I think that you have incorrectly interpreted the "when" of adding the additive; from the article:
"We want to assess the environmental impact of adding components to the mixing of crumb rubber and asphalt, ... "

It seems from this that the idea is that the additive is put into the roading mixture before laying, not into the tyre ["tire" if you're a US-English writer] during manufacture. He's trying to maximise the road surface durability with additives but not complicate matters with environmental concerns over leachates from those additives.
Caliban
5 / 5 (2) Apr 22, 2014
Abdelrahman's research involves studying interactions of crumb rubber with specific additives to evaluate and characterize the physical and chemical properties of the compounds. He also is trying to determine whether certain conditions, such as bad weather, will cause chemical releases from the recycled materials—from polymers, for example—and the potential impact on soil and groundwater.


Yes, it does appear that they are talking about additives for the road surfacing compounds.

But, at least they are making an attempt to address these issues, instead of relying on the old "Generally Recognised As Safe" saw as the only bar to product deployment.

Having said that, however, it is my understanding that vulcanised rubber is a very stable compound that isn't noted for highly toxic environmental emissions --besides via combustion, of course-- but this still says nothing to Eikka's concern, above.

It has to go somewhere as waste. Landfill or roadside --which is better?
rockwolf1000
5 / 5 (1) Apr 23, 2014
@ Caliban
"Having said that, however, it is my understanding that vulcanised rubber is a very stable compound that isn't noted for highly toxic environmental emissions --besides via combustion, of course-- but this still says nothing to Eikka's concern, above."

I'm not so sure about that. Our fishing club was going to use tires to support a new dock at the lake. We were told not to use tires our Dept. of Environment as they were known to leach toxic chemicals. (not sure if they are correct tho). I wonder if all tires are made from natural rubber or are they using some synthetic? The TV show "Dirty Jobs" showed them burning tires to heat limestone in cement production also FYI.

Using them in road production is a great idea however if it is safe!
Eikka
not rated yet May 01, 2014
Vulcanized rubber contains sulfur, which when leached into water can act like a fertilizer and cause algae overgrowth in lake systems, and in its elemental form it also acts as a pesticide.

rockwolf1000
not rated yet May 01, 2014
Vulcanized rubber contains sulfur, which when leached into water can act like a fertilizer and cause algae overgrowth in lake systems, and in its elemental form it also acts as a pesticide.

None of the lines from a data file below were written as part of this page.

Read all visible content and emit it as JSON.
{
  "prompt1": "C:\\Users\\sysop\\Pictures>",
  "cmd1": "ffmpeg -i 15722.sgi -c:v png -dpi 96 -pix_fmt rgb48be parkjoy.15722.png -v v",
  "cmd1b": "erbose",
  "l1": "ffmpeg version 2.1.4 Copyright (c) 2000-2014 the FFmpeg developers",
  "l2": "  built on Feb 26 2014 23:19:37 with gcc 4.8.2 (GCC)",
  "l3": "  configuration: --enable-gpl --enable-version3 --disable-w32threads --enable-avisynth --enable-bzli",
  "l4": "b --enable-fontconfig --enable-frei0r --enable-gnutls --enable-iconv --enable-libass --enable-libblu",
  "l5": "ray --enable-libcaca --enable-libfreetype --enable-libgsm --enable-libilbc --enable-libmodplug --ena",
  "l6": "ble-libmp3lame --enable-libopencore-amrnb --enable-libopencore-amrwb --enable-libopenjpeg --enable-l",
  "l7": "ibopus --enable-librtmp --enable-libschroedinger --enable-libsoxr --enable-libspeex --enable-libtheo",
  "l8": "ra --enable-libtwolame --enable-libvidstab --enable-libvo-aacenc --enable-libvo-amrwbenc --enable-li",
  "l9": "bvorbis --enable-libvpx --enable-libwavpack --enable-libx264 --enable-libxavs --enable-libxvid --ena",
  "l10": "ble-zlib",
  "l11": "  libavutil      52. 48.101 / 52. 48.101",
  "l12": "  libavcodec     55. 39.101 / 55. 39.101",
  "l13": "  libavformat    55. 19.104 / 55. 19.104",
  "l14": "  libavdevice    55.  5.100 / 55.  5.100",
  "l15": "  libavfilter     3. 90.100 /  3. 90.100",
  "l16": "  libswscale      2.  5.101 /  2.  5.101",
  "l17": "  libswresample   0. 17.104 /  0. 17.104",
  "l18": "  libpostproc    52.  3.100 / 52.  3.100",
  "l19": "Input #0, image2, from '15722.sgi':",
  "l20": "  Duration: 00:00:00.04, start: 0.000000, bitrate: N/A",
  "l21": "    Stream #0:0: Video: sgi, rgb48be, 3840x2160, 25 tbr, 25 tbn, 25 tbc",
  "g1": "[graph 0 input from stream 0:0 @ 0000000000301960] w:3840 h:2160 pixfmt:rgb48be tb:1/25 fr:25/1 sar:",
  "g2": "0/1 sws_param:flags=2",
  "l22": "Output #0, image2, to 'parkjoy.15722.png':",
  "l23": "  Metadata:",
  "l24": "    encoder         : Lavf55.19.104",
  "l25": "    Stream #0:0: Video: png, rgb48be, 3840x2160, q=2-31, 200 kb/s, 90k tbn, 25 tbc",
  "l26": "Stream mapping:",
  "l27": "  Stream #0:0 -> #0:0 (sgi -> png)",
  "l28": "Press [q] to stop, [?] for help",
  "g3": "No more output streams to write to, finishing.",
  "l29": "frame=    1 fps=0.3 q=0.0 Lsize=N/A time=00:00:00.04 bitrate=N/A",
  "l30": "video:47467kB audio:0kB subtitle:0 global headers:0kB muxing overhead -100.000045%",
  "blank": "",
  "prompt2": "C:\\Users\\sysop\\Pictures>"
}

I have noticed that rainwater that collects inside unmounted tires has an oily sheen. My assumption would be that it is coming from the tires but I have no idea what it would be or if it is toxic. I have also seen frogs living in those tires and they seem to be OK but that's just an observation with no follow up study of course.